LIA has been in Mathare for about a year and a half. They are currently working with a group of youth and a group of women for economic empowerment. We got to hang out with the youth (ages 15-23) on Tuesday. They have a business together selling fresh juices in the market. So we got to wash, peel, and juice many fruits/veggies that day with them. We had paw paw, mango, pineapple, oranges, watermelon, carrots, beet root...I think that was everything. So, they sell the juices and share the love of Christ with the community. And then, they split the money amongst themselves. LIA has gotten them all savings accounts, and encourages them to save their money. Very cool.
On Wednesday and Thursday we spent time with the women's fellowship. I love them! They are so much like a family and Keziah and Beth (LIA staff in Mathare) were telling us that they just share and encourage one another openly. For their business they do a lot of bead work...purses, necklaces/bracelets, jewelry boxes, and they do some knitting too. We got to work on purses with them those two days. Most of the women are the sole providers for their families so it's great they have something to do that not only helps them economically but spiritually as well. This week was mainly a time of sharing and fellowship. I loved to hear from the women and to learn about their dreams and desires as we worked alongside them. They are very funny women and they love the Lord =)
Almost forgot - we went on home visits on Monday. They split us up and we went to one house each. Daniel and I were together with Pastor Jennifer and one of the young CHEs, Bernard. We visited the home of Jane...very sweet lady. She is there by herself doing the best she can to provide for herself and her two children. The father is not in their lives but she makes a living selling beaded pieces to a sandal-maker. I later found out that she's part of the women's fellowship, too! My face lit up when I saw her again on Wednesday lol because I thought I never would. At her home she showed us some of her work and it was stunning. We talked with her for a while and prayed for her needs and gave encouragement to her along with a bag of food items. Home visits are really something special. I wish we did them more in the US.
Friday is Mathare's prayer and fasting day so we joined them for that. And since it was the last Friday of the month, we took the Lord's Supper with them as well. It was a much needed time of prayer and reflection. And then we headed to Thika! Busy, busy, busy. The pastors were disappointed that we couldn't spend Sunday with them. =(
Thanks for reading, Rebecca.
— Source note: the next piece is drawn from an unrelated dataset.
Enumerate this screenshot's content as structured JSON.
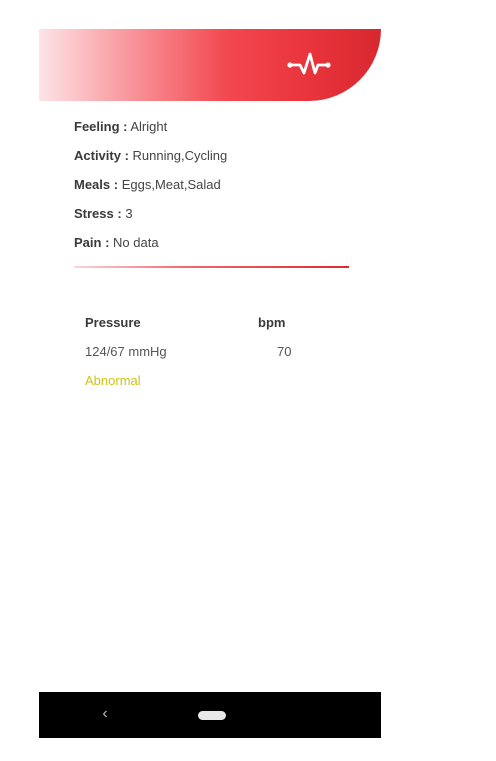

“If my people, who are called by my name, will humble themselves and pray and seek my face and turn from their wicked ways, then will I hear from heaven and will forgive their sin and will heal their land.”
2 Chronicles 7:14